During his acceptance speech, Verlander made some comments about the Astros’ “technological and analytical advancements.” The comments were greeted by some laughter in the room as well as some groans. At least one person on hand claimed that other players present were visibly angry.

It’s hard to tell the context of it all without a full video — maybe Verlander meant it as a joke, maybe the reactions were more varied than is being described — but here’s how reporters on hand for it last night are describing it:

If it was a joke it was ill-timed, as not many around the game think the sign-stealing stuff is funny at the moment. Especially in light of the fact that, despite having several opportunities to do so, Astros players have failed to show any accountability for their cheating.

And yes, that includes former Astros Dallas Keuchel, who was praised for “apologizing” at a White Sox fan event on Friday, but whose “apology” was couched in a lot of deflection and excuse-making about how it was just something that was done at the time and about how technology was to blame. Keuchel also tried to minimize it, saying that the Astros didn’t do it all the time. Which is rich given that the most prominent video evidence of their trash can-banging scheme came from a blowout Astros win in a meaningless August game against a losing team. If they were doing it in that situation, please, do not tell me they weren’t doing it when games really mattered.

Anyway, I’d like to think Verlander was just trying to take a stab at a joke here, because Verlander is the wrong guy to be sending to be sending any kind of messages diminishing the cheating given that he has a pretty solid track record of holding other players’ feet to the fire when they get busted.

For example, here he was in 2018 after Robinson Canó got busted for PEDs:

Of course, consistency can be a problem for Verlander when his teammates are on the ones who are on the hook. Here was his response to Tigers infielder Jhonny Peralta being suspended in the wake of the Biogenesis scandal:
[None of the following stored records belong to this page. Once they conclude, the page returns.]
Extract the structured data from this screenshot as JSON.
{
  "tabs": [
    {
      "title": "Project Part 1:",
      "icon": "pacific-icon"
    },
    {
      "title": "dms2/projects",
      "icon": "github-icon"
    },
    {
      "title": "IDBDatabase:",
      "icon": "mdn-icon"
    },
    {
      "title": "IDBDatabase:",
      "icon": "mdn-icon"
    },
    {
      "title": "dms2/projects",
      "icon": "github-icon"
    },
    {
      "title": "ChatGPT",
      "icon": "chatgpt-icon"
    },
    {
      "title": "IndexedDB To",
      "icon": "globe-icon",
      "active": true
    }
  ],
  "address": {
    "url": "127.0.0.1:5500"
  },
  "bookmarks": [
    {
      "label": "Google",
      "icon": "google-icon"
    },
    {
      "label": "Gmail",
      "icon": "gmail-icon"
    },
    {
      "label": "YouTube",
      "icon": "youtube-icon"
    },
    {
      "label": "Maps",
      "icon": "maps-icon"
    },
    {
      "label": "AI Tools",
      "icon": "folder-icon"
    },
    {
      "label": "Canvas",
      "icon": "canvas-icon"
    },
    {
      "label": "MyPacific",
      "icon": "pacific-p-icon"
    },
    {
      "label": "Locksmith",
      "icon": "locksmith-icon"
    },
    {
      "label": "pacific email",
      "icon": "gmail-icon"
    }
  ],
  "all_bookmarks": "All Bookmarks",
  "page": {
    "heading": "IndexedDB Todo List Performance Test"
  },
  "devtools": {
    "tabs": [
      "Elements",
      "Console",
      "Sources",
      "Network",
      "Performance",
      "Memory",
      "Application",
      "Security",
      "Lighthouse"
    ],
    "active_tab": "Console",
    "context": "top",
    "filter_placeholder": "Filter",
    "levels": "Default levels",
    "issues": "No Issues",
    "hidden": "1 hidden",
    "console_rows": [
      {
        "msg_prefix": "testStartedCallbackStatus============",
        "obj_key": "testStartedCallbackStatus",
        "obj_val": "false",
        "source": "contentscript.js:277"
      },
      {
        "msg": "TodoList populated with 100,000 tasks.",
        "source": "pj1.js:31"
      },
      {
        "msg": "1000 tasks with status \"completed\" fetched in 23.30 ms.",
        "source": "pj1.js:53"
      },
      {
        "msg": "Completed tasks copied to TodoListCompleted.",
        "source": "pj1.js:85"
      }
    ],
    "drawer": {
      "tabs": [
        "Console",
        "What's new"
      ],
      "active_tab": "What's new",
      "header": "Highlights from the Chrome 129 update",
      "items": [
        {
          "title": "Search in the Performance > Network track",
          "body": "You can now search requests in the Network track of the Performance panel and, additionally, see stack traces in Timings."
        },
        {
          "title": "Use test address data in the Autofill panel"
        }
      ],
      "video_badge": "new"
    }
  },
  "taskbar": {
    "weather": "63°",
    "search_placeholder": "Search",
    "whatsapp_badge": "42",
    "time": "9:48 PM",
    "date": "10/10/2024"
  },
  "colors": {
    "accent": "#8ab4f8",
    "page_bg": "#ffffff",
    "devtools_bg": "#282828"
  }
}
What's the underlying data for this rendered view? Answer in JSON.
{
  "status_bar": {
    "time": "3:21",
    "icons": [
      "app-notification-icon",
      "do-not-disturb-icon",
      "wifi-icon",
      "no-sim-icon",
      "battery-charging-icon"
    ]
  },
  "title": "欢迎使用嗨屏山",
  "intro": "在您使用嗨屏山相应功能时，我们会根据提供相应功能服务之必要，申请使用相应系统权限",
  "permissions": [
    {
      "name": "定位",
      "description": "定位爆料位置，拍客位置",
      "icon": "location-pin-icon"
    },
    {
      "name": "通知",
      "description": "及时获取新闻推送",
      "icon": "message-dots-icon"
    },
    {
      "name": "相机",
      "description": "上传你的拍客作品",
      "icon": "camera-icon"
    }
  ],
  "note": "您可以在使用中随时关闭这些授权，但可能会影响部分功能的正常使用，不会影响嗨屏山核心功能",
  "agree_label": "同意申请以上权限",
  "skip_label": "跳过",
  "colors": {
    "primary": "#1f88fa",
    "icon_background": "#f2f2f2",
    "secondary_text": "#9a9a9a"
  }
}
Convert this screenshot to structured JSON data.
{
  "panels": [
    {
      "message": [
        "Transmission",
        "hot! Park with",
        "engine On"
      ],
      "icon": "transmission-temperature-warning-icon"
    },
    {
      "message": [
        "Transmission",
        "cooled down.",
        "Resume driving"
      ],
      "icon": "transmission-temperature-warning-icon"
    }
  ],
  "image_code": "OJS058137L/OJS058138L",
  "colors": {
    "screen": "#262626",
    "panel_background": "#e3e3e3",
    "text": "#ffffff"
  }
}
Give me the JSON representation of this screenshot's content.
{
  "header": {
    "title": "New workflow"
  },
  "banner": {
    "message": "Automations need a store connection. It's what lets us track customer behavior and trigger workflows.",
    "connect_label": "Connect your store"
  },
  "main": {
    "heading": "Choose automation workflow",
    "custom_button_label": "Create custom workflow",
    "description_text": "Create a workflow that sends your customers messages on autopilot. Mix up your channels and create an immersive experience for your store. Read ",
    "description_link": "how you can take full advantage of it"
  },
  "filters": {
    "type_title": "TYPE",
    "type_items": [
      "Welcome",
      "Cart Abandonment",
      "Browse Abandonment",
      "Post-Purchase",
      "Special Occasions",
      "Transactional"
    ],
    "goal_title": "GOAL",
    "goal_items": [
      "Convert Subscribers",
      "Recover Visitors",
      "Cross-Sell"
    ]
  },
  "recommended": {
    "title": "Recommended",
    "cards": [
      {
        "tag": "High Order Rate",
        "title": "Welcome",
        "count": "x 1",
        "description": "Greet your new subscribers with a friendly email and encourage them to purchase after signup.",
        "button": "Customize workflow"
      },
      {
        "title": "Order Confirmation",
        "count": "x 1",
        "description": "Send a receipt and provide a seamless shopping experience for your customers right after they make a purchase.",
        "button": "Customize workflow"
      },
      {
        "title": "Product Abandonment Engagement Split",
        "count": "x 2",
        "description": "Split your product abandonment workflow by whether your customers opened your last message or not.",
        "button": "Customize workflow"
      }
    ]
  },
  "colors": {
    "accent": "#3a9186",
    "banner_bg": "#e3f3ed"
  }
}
“Everybody makes mistakes. He’s my brother. We fight and bleed and sweat together on the baseball field. If my brother makes a mistake, especially if he owns up to it and serves his time, I don’t see how you can hold a grudge or anything like that. “It’s one thing to step up and be a man and own up to his mistake.”

Verlander, it should also be noted, was very outspoken about teams engaging in advanced sign-stealing schemes once upon a time. here he was in 2017, while still with the Tigers, talking about such things in a June 2017 interview with

“We don’t have somebody, but I’m sure teams have a person that can break down signals and codes and they’ll have the signs before you even get out there on the mound.  It’s not about gamesmanship anymore. It used to be, ‘Hey, if you can get my signs, good for you.’ In the past, if a guy on second (base) was able to decipher it on a few pitches, I guess that was kind of part of the game. I think it’s a different level now. It’s not good.”

Which makes me wonder how he felt when he landed on the Astros two months later and realized they had a sophisticated cheating operation underway. If the feelings were mixed, he was able to bury the part of them which had a problem with it, because he’s said jack about it since this all blew up in November. And, of course, has happily accepted the accolades and the hardware he he has received since joining Houston, some of which was no doubt acquired by virtue of a little extra, ill-gotten run support.

Anyway, wake me up when someone — anyone — associated with the Astros shows some genuine accountability about this.